The aim of the program is to provide a safe space for young individuals, as well as a space for critical thinking. The sessions involve discussing issues such as women’s rights and sexual and reproductive health and rights, aiming to ensure long lasting change in Rwanda.
“The program has helped me and other young people in the area gain knowledge on things we didn’t know before. For example, if I was in a relationship, me and my boyfriend would know what we have the right to do,” says 24-year-old Nadine.
Moreover, the sessions offered by Haguruka have provided participants with valuable information on where to turn to for support.
“The sessions have helped me to know what to do when I experience a problem, for example, an [unwanted] pregnancy. I now know that if I or someone I meet faces this challenge, the best advice is always to turn to the nearest health centre,” says 21-year-old Ruth.
“They have also helped me to be able to prevent unwanted sex. And I [now] know that in the case of rape, I have the right to abortion.”
Apart from educating participants on sexual and reproductive health and rights, the sessions also focus on violence against women and girls.
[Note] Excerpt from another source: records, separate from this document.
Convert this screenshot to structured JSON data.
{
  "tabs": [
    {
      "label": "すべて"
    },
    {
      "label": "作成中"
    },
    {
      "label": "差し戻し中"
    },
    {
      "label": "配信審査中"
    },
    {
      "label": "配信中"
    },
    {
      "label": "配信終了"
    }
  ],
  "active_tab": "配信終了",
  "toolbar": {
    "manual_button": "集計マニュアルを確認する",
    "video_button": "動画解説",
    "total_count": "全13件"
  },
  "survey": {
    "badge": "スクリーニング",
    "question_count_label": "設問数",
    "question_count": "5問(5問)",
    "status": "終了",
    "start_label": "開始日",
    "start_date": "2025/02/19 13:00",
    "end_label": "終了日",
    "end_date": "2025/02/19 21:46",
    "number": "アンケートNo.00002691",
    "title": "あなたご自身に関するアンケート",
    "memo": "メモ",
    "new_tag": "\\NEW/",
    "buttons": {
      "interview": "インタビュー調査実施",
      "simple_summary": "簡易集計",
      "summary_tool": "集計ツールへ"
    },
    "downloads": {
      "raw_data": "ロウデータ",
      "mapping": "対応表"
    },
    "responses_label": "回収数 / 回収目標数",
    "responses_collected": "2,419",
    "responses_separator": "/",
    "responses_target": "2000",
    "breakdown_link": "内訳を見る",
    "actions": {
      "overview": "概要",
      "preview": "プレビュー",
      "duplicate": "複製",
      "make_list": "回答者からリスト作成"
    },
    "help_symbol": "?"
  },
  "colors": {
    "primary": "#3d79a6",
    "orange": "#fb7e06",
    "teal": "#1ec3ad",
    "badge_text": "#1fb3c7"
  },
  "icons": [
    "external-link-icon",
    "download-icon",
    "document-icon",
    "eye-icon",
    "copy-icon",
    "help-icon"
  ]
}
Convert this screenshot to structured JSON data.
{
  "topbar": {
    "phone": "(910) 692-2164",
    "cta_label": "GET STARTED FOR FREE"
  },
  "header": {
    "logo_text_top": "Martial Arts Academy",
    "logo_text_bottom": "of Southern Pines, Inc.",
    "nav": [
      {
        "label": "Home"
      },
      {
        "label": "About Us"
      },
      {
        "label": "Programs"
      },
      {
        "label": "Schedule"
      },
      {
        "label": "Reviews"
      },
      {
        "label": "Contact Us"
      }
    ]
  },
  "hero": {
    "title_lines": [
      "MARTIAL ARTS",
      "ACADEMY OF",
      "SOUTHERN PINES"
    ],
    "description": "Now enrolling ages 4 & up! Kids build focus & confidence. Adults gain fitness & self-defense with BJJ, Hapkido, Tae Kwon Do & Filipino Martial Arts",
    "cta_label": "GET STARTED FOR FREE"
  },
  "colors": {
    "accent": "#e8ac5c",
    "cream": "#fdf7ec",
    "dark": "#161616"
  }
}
Amongst other forms of gender-based violence, the sessions aim to shed light on subtle forms of aggression that are often overlooked or not recognised as violence.
“One example is when a man comes and shows you that he has money. Then they feel like they can do whatever they want because there is something you can get from them, and you agree to things you don’t want to do,” says Nadine.
Offering job advancements or improved living conditions in exchange for sex is one of the examples of violence girls face. When it comes to violence against women, the participants are also educated on domestic and economic violence.
“Sometimes a man might feel like all the properties belongs to him alone and his wife won’t have control over the family assets. He can also try to force his wife to have sex and if she gets pregnant, the man leaves because he doesn’t want to take care of the children,” says Nadine.
The sessions are run by trained community facilitators in collaboration with Haguruka’s staff. They work with mixed groups of both girls and boys, as they believe that it is important to encourage a conversation between the sexes—an idea that both Nadine and Ruth align with.
“It’s important because, in the past, parents used to think that only boys have the right to an education and school. Having both boys and girls [in these sessions] helps us be freer and share ideas to have a better future together,” says Nadine.
“It’s a good approach because both boys and girls can speak freely,” says Ruth.
The programme Nadine and Ruth have participated in has contributed to a brighter future both for them and their community, they say.
“It has helped us to share the knowledge with other young people that are not part of the programme,” says Nadine.
“In the future, I would like to become a trainer for Haguruka myself,” says Ruth. “I feel like it is something I could do well.”
Kvinna till Kvinna has supported women’s rights in Rwanda since 2017. One of our partner organisations is Haguruka. Haguruka focuses on ending violence and provide a youth programme for both men and women to learn about SRHR. Read more about our work in Rwanda »